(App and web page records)
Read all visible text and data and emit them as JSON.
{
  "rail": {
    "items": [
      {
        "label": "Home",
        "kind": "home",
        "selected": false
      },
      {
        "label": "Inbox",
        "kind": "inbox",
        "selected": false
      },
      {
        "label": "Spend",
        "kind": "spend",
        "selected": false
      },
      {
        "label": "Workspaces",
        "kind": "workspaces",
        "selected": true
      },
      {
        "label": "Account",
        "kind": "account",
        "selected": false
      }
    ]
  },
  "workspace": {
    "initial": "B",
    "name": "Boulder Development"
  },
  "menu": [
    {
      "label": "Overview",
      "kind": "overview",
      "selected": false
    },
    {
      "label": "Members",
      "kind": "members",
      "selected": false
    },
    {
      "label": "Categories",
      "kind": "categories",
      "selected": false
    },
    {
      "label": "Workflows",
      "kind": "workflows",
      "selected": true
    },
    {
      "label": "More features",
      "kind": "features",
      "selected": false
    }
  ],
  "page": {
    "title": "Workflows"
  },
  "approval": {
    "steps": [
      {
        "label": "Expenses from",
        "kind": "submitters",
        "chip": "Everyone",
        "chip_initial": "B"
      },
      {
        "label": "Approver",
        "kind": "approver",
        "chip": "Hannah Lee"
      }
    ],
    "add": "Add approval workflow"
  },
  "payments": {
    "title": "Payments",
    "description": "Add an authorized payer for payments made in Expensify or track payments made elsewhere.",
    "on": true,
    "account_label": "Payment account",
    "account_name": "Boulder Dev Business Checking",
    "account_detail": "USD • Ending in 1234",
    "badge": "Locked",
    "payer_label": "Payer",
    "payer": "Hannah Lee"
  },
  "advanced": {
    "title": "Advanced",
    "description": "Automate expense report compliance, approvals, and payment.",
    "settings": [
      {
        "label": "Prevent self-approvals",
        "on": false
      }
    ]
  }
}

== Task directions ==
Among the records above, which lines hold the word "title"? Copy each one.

== Solution ==
    "title": "Workflows"
    "title": "Payments",
    "title": "Advanced",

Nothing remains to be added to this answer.